▶ [YOUR TASK]: Extract, from the records beneath this instruction, each line that contains the word "content".

:::

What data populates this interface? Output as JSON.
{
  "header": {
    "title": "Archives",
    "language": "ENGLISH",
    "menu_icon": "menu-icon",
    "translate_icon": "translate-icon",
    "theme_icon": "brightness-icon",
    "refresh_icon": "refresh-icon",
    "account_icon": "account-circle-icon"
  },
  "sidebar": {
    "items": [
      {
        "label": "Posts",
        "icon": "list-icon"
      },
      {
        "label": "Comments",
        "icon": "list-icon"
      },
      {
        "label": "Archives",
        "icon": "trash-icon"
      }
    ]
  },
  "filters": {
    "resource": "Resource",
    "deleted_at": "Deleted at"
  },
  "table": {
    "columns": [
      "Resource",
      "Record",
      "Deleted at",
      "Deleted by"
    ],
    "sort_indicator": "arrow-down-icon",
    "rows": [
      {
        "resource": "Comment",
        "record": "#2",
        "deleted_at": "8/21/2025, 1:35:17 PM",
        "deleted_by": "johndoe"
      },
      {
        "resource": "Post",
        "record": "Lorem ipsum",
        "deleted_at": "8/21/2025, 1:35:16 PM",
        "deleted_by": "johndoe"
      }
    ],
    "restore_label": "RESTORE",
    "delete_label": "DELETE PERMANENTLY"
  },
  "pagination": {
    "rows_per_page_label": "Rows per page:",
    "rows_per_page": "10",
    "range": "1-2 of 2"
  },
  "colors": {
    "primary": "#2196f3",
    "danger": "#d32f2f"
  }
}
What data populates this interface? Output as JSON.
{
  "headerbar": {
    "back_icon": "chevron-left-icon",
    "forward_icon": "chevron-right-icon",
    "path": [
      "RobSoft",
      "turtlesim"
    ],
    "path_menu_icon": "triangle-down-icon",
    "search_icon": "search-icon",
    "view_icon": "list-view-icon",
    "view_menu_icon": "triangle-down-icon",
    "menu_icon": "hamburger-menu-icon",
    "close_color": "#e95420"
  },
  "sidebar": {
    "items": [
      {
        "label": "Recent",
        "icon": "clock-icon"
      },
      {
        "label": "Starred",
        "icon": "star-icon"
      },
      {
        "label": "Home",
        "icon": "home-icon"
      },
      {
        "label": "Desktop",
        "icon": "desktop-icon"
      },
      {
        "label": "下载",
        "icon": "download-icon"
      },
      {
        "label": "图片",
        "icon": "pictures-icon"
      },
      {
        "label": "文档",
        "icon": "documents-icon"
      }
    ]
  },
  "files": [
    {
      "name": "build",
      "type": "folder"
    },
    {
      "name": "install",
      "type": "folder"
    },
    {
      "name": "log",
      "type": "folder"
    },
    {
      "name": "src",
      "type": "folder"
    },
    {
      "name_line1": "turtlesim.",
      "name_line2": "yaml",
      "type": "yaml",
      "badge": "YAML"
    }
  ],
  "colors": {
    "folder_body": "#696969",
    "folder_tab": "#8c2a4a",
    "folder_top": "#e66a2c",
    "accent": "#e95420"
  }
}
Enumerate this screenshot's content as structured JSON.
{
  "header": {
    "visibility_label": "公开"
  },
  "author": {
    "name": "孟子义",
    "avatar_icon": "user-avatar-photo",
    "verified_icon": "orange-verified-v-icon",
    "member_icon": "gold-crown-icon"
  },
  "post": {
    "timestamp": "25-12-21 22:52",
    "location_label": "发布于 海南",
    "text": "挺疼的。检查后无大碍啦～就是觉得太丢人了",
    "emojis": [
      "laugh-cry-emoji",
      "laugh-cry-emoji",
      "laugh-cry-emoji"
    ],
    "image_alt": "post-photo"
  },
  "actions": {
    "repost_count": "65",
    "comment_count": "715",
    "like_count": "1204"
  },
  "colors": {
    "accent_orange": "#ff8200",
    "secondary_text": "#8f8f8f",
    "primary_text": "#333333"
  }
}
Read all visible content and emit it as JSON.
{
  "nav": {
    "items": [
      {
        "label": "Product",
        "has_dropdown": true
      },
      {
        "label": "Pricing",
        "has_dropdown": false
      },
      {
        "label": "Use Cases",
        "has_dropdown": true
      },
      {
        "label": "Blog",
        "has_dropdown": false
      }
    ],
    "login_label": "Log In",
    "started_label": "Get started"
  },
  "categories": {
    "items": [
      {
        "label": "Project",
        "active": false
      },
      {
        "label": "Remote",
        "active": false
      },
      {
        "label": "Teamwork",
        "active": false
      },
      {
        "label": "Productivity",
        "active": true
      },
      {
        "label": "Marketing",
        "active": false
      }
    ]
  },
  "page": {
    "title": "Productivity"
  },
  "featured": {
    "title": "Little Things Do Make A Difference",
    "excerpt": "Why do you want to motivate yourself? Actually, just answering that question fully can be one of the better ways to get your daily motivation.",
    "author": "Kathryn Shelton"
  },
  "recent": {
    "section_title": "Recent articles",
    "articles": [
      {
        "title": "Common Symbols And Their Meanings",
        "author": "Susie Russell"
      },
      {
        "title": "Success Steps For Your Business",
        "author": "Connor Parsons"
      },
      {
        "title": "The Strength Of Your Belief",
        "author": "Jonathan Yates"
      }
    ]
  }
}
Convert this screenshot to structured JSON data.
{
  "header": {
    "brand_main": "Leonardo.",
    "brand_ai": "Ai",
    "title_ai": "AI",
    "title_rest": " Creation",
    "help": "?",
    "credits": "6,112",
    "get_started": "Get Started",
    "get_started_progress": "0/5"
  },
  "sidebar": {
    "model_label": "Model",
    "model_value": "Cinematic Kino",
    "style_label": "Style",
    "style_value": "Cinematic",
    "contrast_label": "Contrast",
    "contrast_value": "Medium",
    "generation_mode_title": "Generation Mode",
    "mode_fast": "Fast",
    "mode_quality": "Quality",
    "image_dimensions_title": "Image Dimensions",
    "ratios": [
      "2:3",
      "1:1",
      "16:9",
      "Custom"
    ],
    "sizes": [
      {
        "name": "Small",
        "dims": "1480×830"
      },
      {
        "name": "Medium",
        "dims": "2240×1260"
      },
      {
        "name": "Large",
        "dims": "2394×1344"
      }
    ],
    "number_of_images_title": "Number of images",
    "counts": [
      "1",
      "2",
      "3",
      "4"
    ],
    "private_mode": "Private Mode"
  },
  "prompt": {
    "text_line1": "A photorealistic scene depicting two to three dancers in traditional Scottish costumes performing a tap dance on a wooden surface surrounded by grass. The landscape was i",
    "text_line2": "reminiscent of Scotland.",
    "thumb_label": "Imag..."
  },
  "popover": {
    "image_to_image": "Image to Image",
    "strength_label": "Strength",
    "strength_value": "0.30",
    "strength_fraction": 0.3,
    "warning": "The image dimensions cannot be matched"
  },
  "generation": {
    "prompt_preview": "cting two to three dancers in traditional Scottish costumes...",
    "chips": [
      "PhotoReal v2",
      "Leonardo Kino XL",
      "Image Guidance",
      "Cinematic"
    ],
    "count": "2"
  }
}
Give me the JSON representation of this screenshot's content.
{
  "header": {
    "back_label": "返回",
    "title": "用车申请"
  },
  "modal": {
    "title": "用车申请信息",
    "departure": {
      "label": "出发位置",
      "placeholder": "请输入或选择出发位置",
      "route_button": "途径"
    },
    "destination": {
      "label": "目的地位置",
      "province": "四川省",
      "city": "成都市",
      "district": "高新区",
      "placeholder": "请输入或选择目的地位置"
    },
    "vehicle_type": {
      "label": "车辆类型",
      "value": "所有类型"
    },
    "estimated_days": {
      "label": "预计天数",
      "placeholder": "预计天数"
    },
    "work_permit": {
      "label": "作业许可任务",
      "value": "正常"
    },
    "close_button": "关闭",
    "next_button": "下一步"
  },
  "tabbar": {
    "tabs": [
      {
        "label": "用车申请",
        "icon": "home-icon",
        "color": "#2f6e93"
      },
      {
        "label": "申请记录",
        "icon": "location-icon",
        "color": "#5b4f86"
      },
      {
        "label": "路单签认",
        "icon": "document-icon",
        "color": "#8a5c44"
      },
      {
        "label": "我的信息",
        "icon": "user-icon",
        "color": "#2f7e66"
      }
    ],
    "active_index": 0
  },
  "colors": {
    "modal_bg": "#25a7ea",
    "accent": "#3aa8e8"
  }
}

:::

▶ [TASK SOLUTION]:
Enumerate this screenshot's content as structured JSON.
Read all visible content and emit it as JSON.
Give me the JSON representation of this screenshot's content.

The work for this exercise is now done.